Publications

International Journal of Art & Design Education

The Role of the Arts in Cognition and Curriculum

Volume 5.1   1986

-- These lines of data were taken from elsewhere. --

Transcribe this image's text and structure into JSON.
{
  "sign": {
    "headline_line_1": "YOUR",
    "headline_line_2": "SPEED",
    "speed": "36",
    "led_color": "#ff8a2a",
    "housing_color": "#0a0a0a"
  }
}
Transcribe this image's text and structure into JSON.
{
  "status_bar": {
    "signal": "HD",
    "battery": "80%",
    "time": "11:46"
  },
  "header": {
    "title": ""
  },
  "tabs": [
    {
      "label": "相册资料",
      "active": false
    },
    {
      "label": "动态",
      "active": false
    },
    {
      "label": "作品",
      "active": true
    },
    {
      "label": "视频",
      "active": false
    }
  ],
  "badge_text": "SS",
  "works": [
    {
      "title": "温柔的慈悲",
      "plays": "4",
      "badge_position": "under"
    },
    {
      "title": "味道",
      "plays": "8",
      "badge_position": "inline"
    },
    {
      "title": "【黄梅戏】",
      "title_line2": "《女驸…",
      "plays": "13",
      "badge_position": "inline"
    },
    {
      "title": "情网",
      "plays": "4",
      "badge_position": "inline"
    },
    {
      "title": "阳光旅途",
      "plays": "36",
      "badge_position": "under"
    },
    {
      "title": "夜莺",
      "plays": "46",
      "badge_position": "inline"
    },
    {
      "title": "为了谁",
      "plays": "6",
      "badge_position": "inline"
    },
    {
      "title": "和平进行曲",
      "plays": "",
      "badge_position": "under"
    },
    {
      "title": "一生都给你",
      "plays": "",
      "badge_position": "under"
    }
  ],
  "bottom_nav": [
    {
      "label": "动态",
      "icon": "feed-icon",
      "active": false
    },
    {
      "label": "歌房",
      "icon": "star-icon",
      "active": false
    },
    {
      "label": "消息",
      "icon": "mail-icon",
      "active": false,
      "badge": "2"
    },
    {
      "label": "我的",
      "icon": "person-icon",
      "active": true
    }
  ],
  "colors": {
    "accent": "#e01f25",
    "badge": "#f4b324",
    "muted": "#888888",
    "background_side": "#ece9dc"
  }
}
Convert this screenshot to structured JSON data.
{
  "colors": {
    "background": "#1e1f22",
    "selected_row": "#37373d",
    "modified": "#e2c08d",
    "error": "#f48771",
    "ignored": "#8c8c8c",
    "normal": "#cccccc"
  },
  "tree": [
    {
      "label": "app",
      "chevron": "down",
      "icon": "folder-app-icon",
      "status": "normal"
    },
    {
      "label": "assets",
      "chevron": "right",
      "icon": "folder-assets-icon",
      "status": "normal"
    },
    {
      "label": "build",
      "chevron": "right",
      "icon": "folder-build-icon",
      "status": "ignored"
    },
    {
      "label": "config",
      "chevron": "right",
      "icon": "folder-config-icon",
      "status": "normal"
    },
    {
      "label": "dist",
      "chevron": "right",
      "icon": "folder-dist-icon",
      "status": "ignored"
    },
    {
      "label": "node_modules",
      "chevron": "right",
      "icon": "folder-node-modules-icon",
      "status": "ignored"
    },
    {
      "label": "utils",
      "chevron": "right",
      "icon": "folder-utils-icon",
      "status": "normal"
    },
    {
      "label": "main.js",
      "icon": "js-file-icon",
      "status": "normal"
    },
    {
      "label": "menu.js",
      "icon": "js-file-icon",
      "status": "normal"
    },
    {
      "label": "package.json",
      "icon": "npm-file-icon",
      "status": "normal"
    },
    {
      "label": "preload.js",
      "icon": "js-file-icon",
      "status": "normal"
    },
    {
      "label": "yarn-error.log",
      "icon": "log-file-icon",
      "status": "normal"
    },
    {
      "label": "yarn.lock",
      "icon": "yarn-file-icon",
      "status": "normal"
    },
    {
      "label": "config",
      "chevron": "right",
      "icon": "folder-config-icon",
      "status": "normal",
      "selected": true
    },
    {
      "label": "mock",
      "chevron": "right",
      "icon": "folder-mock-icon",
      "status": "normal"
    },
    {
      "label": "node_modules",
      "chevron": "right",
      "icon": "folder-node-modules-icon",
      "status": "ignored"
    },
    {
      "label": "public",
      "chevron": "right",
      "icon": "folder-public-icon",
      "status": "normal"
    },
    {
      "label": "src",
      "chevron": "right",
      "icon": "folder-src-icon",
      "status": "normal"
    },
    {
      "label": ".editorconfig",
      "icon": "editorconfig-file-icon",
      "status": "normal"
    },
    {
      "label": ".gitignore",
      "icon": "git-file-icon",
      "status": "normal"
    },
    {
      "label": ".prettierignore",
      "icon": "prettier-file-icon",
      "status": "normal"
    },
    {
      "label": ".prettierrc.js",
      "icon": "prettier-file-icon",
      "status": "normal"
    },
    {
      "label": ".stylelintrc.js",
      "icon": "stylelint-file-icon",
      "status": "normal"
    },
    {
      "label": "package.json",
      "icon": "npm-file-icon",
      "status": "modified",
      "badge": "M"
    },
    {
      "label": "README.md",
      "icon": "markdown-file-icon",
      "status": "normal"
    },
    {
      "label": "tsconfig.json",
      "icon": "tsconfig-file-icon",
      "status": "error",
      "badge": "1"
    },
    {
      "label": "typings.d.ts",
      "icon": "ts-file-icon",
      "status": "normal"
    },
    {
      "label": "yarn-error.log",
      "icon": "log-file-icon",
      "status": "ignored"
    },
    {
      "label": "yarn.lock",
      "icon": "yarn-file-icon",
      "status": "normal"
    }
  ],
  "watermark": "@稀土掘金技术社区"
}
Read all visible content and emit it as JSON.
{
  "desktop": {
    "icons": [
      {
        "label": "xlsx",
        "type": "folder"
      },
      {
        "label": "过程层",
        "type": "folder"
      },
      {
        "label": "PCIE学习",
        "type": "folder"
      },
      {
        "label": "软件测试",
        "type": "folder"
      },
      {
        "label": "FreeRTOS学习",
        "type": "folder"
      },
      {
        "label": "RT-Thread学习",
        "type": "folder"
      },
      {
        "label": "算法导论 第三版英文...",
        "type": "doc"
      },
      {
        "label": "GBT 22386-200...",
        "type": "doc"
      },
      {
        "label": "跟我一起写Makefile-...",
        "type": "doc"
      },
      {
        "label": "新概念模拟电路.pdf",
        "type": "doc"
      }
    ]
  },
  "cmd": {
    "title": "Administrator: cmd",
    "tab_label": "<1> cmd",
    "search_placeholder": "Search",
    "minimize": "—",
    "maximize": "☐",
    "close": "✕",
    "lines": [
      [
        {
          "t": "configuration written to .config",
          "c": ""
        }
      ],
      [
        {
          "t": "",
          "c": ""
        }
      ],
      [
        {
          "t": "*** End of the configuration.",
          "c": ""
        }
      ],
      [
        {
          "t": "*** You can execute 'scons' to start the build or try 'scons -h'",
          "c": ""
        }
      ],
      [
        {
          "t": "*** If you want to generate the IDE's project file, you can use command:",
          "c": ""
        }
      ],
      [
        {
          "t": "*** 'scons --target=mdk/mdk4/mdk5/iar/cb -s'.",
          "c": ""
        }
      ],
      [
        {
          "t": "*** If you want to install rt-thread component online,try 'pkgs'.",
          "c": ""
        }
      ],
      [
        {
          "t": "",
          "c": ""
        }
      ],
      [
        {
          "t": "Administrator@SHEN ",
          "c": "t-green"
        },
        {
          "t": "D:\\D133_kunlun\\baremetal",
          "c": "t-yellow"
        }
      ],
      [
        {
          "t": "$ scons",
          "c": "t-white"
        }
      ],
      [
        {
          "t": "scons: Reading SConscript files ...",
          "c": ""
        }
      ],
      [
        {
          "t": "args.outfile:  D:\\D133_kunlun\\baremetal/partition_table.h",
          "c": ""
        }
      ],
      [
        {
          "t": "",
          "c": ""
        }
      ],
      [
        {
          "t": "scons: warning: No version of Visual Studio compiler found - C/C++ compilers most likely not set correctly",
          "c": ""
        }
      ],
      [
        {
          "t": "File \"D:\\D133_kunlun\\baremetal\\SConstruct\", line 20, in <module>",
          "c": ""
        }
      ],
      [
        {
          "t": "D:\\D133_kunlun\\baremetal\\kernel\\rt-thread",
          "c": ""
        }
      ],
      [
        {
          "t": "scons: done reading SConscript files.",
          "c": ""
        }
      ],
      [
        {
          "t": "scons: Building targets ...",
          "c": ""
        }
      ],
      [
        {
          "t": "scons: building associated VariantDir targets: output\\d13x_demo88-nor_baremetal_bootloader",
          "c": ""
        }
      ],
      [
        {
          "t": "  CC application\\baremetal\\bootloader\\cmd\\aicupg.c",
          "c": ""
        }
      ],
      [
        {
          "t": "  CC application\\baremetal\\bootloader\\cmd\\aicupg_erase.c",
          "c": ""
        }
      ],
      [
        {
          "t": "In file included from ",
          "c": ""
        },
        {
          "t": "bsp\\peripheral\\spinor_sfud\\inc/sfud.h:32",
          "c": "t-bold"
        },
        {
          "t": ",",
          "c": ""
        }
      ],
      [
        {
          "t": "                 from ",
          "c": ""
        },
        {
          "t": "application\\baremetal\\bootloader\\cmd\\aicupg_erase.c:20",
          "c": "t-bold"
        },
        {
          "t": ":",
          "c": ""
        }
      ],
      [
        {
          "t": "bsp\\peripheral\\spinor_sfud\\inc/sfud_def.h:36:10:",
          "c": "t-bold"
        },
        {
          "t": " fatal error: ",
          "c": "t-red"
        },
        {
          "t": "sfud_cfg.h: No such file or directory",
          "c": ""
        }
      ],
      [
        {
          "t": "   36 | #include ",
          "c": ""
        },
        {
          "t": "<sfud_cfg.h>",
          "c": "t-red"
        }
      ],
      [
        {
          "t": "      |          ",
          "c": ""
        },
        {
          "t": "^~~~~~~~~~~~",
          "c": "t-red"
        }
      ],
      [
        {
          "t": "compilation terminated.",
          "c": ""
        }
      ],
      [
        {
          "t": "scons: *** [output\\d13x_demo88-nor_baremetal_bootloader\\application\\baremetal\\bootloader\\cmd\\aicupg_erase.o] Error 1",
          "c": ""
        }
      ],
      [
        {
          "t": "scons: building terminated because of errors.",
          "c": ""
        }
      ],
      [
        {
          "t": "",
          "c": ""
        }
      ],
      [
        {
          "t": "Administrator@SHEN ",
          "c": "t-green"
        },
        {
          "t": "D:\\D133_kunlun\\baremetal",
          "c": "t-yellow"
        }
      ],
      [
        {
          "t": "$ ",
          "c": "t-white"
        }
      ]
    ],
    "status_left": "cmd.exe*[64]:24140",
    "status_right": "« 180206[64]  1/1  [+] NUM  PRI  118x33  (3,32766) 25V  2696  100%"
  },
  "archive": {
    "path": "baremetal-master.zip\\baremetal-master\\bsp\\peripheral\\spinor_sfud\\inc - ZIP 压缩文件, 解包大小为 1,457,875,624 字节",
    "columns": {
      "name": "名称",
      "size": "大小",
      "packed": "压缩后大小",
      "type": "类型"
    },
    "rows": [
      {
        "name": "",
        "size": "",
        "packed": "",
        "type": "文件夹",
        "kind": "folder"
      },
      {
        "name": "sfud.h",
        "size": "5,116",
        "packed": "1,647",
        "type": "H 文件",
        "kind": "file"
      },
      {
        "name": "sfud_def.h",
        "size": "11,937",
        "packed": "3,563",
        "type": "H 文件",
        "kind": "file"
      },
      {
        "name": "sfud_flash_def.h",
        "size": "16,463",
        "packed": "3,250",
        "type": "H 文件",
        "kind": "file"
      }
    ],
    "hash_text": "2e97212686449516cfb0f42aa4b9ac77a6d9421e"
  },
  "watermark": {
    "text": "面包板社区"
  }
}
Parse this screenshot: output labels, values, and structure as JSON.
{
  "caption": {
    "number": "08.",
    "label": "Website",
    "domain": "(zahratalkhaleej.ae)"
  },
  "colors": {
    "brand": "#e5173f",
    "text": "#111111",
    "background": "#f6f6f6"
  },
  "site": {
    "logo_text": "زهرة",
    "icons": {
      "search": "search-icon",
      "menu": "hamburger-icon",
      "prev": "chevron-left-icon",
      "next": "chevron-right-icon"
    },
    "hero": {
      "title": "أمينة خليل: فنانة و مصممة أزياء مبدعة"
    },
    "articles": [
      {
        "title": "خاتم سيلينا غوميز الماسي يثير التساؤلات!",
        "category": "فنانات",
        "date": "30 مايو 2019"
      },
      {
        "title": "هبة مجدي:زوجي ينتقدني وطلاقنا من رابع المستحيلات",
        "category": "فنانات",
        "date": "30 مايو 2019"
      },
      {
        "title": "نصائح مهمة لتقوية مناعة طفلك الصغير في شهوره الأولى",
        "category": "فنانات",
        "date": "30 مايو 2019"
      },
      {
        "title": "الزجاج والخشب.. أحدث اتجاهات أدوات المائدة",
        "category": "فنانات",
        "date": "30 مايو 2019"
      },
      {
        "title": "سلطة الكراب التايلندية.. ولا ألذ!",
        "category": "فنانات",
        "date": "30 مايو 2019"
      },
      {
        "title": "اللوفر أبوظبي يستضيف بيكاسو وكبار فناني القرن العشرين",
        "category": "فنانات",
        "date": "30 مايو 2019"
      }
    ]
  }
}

EISNER, ELLIOT W

 

It is argued that the arts provide a unique way of understanding the world and are essentially cognitive activities. The model of mind that has been uncritically adopted by the American education system militates against this view and consequently the arts have not enjoyed a high status. The senses are important in concept formation, as are images; in this way concepts are not linguistically based. Different forms of representation can be seen to give equivalence to conception, and be vehicles for externalising concepts. It is suggested that there are three forms of representation which enable an individual to externalise and thus communicate conceptual understanding: Mimetic, expressive and conventional; artists often use all three. It is asserted that conceptions of intelligence and literacy must be rooted in the senses. Forms of representation that convey meaning are not limited to those traditionally used in science, and educational institutions should recognise this. The cultivation of literacy in the arts can augment students┬╣ general ability through facilitating insight, imagination and sensitive perception.